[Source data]
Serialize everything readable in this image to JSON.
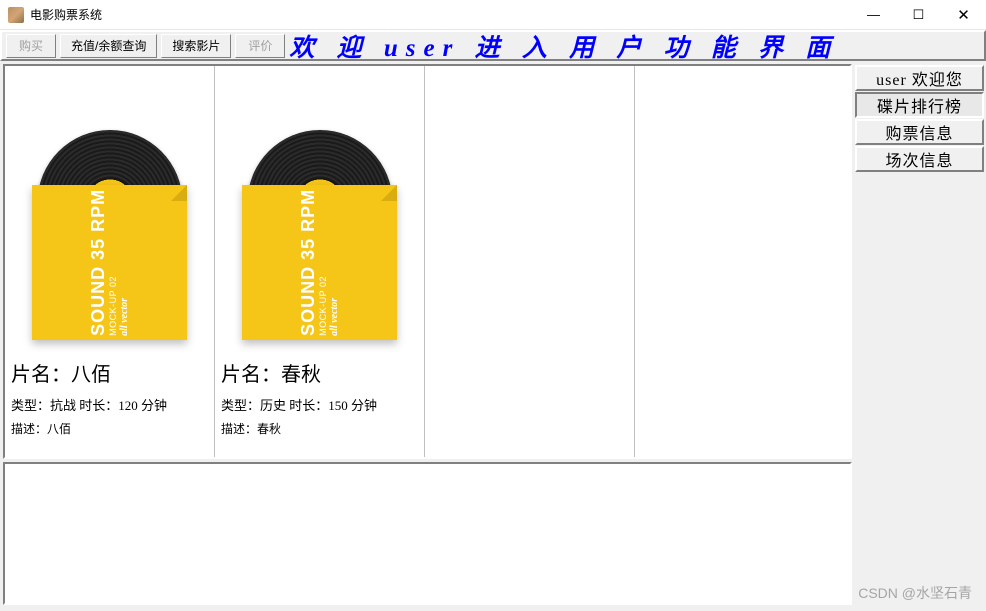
{
  "window": {
    "title": "电影购票系统",
    "controls": {
      "min": "—",
      "max": "☐",
      "close": "✕"
    }
  },
  "toolbar": {
    "buy": "购买",
    "recharge": "充值/余额查询",
    "search": "搜索影片",
    "review": "评价"
  },
  "welcome_text": "欢 迎 user 进 入 用 户 功 能 界 面",
  "sidebar": {
    "welcome": "user 欢迎您",
    "ranking": "碟片排行榜",
    "ticket_info": "购票信息",
    "session_info": "场次信息"
  },
  "movies": [
    {
      "title_line": "片名：八佰",
      "meta_line": "类型：抗战  时长：120 分钟",
      "desc_line": "描述：八佰",
      "cover": {
        "line1": "SOUND 35 RPM",
        "line2": "MOCK-UP 02",
        "line3": "all vector"
      }
    },
    {
      "title_line": "片名：春秋",
      "meta_line": "类型：历史  时长：150 分钟",
      "desc_line": "描述：春秋",
      "cover": {
        "line1": "SOUND 35 RPM",
        "line2": "MOCK-UP 02",
        "line3": "all vector"
      }
    }
  ],
  "watermark": "CSDN @水坚石青"
}
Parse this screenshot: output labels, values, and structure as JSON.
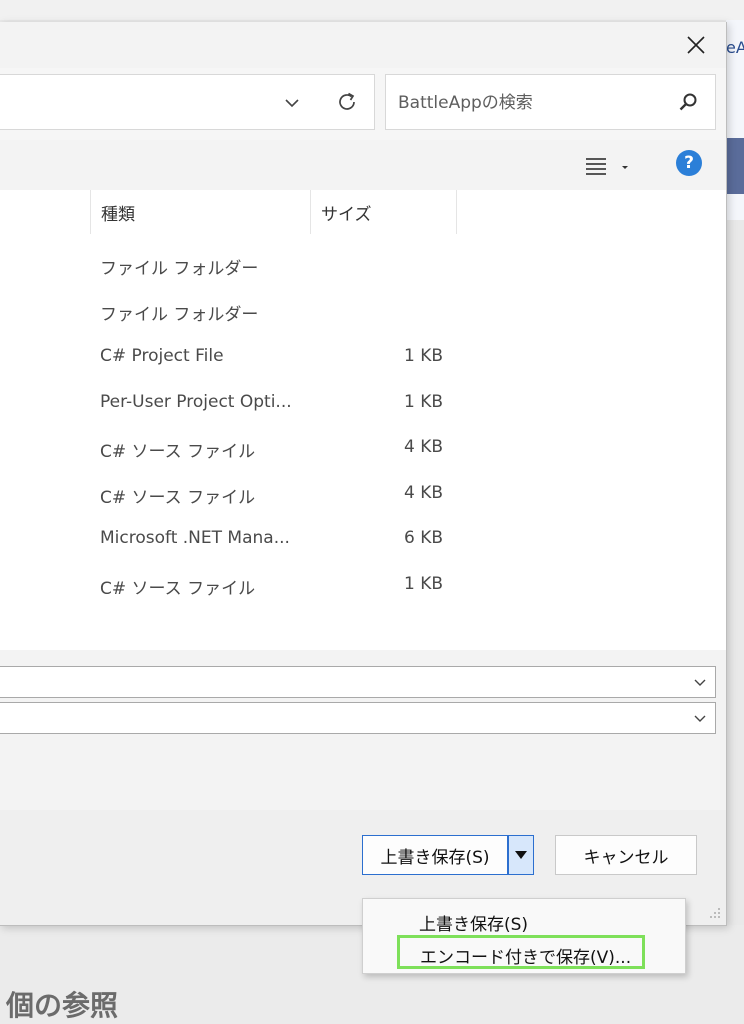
{
  "background": {
    "partial_window_text": "eA",
    "reference_title": "個の参照"
  },
  "dialog": {
    "address_bar": {
      "value": ""
    },
    "search": {
      "placeholder": "BattleAppの検索"
    },
    "columns": {
      "type": "種類",
      "size": "サイズ"
    },
    "files": [
      {
        "type": "ファイル フォルダー",
        "size": ""
      },
      {
        "type": "ファイル フォルダー",
        "size": ""
      },
      {
        "type": "C# Project File",
        "size": "1 KB"
      },
      {
        "type": "Per-User Project Opti...",
        "size": "1 KB"
      },
      {
        "type": "C# ソース ファイル",
        "size": "4 KB"
      },
      {
        "type": "C# ソース ファイル",
        "size": "4 KB"
      },
      {
        "type": "Microsoft .NET Mana...",
        "size": "6 KB"
      },
      {
        "type": "C# ソース ファイル",
        "size": "1 KB"
      }
    ],
    "buttons": {
      "save": "上書き保存(S)",
      "cancel": "キャンセル"
    },
    "save_menu": [
      {
        "label": "上書き保存(S)"
      },
      {
        "label": "エンコード付きで保存(V)...",
        "highlighted": true
      }
    ],
    "help_symbol": "?"
  },
  "colors": {
    "accent": "#2c6fcf",
    "help_icon": "#2b7fd8",
    "highlight_border": "#7ee05a"
  }
}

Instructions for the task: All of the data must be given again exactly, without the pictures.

Answer for the task:
Serialize everything readable in this image to JSON.
{
  "window": {
    "title": "电影购票系统",
    "controls": {
      "min": "—",
      "max": "☐",
      "close": "✕"
    }
  },
  "toolbar": {
    "buy": "购买",
    "recharge": "充值/余额查询",
    "search": "搜索影片",
    "review": "评价"
  },
  "welcome_text": "欢 迎 user 进 入 用 户 功 能 界 面",
  "sidebar": {
    "welcome": "user 欢迎您",
    "ranking": "碟片排行榜",
    "ticket_info": "购票信息",
    "session_info": "场次信息"
  },
  "movies": [
    {
      "title_line": "片名：八佰",
      "meta_line": "类型：抗战  时长：120 分钟",
      "desc_line": "描述：八佰",
      "cover": {
        "line1": "SOUND 35 RPM",
        "line2": "MOCK-UP 02",
        "line3": "all vector"
      }
    },
    {
      "title_line": "片名：春秋",
      "meta_line": "类型：历史  时长：150 分钟",
      "desc_line": "描述：春秋",
      "cover": {
        "line1": "SOUND 35 RPM",
        "line2": "MOCK-UP 02",
        "line3": "all vector"
      }
    }
  ],
  "watermark": "CSDN @水坚石青"
}
Parse this screenshot: output labels, values, and structure as JSON.
{
  "background": {
    "partial_window_text": "eA",
    "reference_title": "個の参照"
  },
  "dialog": {
    "address_bar": {
      "value": ""
    },
    "search": {
      "placeholder": "BattleAppの検索"
    },
    "columns": {
      "type": "種類",
      "size": "サイズ"
    },
    "files": [
      {
        "type": "ファイル フォルダー",
        "size": ""
      },
      {
        "type": "ファイル フォルダー",
        "size": ""
      },
      {
        "type": "C# Project File",
        "size": "1 KB"
      },
      {
        "type": "Per-User Project Opti...",
        "size": "1 KB"
      },
      {
        "type": "C# ソース ファイル",
        "size": "4 KB"
      },
      {
        "type": "C# ソース ファイル",
        "size": "4 KB"
      },
      {
        "type": "Microsoft .NET Mana...",
        "size": "6 KB"
      },
      {
        "type": "C# ソース ファイル",
        "size": "1 KB"
      }
    ],
    "buttons": {
      "save": "上書き保存(S)",
      "cancel": "キャンセル"
    },
    "save_menu": [
      {
        "label": "上書き保存(S)"
      },
      {
        "label": "エンコード付きで保存(V)...",
        "highlighted": true
      }
    ],
    "help_symbol": "?"
  },
  "colors": {
    "accent": "#2c6fcf",
    "help_icon": "#2b7fd8",
    "highlight_border": "#7ee05a"
  }
}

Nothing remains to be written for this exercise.